Short-term food relief may not be enough for struggling students


By Kaylee Pierce

As the cost of education and added fees rise, I find myself closer to facing the looming fact that I am not always going to able to afford all the groceries I need.

I decided that skipping the campus meal plans offered by the University and purchasing my own groceries was one way to save money. But as more and more fees pile up, I realize that somewhere along the way I am go-ing to have cut out or cut back on something else as well to make it through this year.

While being broke can be inescapable, it doesn’t mean you have to go hungry. The University of Nebraska at Omaha provides the Maverick Food Pantry and the occasional fundraiser to help with donations to it. The food pantry is confidential and offers students food pack-ages that last for an average of two days.

Students can easily pick up their packages at the Community Engagement Center.

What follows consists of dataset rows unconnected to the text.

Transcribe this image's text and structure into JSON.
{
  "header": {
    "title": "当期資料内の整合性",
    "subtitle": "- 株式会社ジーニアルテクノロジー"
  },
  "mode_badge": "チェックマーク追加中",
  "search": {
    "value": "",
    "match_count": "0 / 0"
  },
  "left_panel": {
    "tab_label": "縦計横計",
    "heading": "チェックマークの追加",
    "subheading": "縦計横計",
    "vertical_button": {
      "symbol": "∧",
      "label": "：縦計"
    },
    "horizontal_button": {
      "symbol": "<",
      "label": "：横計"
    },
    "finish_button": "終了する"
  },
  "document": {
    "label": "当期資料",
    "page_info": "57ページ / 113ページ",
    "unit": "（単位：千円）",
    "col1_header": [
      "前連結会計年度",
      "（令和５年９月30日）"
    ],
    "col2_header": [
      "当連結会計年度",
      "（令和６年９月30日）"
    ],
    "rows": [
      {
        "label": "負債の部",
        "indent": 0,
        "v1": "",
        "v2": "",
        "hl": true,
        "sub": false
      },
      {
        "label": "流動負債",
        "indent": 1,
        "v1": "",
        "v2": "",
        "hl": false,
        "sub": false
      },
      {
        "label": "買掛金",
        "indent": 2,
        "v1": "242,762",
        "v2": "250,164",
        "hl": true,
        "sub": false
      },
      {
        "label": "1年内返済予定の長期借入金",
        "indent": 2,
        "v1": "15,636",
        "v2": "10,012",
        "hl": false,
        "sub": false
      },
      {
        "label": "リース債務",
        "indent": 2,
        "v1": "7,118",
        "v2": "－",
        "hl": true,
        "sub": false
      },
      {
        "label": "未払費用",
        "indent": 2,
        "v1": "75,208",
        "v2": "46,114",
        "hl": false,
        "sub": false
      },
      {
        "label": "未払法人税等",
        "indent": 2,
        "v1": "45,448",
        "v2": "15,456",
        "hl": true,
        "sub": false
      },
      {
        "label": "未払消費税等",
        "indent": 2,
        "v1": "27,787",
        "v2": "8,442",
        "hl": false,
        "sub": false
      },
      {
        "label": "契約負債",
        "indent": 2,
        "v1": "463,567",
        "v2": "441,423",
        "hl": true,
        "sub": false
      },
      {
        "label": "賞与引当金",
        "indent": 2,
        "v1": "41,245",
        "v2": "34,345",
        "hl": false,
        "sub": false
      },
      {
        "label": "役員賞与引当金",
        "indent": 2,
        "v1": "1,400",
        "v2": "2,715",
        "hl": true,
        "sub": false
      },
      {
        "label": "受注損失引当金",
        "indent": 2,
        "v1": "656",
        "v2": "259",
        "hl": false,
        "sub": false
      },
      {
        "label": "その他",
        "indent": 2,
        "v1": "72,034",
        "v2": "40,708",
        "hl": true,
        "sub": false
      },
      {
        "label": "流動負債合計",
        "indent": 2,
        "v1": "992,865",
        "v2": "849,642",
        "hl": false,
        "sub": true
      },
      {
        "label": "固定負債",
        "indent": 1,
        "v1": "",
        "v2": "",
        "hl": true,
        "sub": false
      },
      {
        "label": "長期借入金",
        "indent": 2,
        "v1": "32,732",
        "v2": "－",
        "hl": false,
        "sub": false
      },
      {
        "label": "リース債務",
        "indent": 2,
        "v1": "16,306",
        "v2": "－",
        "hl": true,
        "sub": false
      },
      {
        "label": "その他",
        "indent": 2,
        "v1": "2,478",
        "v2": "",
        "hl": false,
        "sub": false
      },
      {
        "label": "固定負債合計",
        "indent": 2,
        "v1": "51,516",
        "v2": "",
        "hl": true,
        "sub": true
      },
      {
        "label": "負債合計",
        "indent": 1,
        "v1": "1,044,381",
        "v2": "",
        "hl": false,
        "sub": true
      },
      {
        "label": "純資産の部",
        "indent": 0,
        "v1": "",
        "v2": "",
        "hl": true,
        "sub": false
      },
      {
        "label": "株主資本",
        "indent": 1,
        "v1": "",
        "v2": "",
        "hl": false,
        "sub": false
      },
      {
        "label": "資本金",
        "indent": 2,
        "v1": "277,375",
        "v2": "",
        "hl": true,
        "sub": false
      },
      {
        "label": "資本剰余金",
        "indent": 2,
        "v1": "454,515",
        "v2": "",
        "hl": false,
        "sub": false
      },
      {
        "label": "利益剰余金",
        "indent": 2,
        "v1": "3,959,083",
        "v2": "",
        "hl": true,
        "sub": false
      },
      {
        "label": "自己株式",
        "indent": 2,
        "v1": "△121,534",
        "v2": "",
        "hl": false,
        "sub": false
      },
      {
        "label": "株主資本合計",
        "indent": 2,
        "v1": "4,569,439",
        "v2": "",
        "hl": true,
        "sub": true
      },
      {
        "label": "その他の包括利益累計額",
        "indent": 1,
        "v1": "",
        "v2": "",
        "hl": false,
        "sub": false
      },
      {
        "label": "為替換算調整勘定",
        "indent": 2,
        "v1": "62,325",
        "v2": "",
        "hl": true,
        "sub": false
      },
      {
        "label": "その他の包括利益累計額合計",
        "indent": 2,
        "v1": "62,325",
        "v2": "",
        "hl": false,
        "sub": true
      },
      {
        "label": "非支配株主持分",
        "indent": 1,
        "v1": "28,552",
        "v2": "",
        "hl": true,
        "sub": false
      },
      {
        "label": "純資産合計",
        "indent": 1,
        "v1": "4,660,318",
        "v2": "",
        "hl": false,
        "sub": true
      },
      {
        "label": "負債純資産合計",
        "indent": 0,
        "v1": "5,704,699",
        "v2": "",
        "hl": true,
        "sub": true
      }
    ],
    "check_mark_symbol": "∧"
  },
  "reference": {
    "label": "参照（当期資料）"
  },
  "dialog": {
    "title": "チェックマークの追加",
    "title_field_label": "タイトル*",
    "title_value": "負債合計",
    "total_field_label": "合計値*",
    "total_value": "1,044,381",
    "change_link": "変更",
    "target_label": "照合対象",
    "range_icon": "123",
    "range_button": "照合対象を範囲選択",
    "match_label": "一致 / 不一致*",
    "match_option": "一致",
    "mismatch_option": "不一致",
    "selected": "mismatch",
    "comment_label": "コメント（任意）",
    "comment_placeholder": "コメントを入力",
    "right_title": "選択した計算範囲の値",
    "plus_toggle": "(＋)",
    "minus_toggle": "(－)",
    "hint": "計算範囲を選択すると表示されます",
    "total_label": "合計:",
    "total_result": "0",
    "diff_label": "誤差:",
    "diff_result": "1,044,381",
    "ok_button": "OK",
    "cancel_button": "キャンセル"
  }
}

Other organizations also offer food to involved students. Recently, the student organization University Housing rallied together to help gather donations for use through the Maverick Food Pantry. University Housing involved students through an activity called Reverse Trick or Treating, where students filled paper bags tacked on their dorm room doors with nonperishable items that would go towards the food pantry.

There were a grand total of 847 donations for the food pantry.

PHOTO BY Hannah Delzell
PHOTO BY Hannah Delzell

Students involved in on-campus student organizations like University Housing can also get free meals by attending the activities or meetings that the organizations holds. Some organizations cater food from popular restaurants or even make their own food. All students have to do is show up to the meeting.

While these are options are helpful, they are unfortunately temporary. The food pantry offers enough food for a single meal, as do the activi-ties. What do students do beyond a single meal? Beyond just a day or two? What options are there for students who face continual hun-ger? So far this hasn’t been fully ad-dressed by the University.

UNO needs to account for situations with students where food for one or two days, while helpful, isn’t really a solution to their problems. Some students may not be able to afford food for days at a time. Do these students have to continuously apply to the Food Pantry or is there something else the university can do?

UNO has done a great job address-ing short term hunger. But when a student has to live off of bread and ramen noodles for weeks, what solutions are there for them? Perhaps a weekly or bi-weekly food drive where students come in and grab food that will last them for the next two weeks, investing in bulk items. UNO could really fight increasing student hunger with a more comprehensive approach.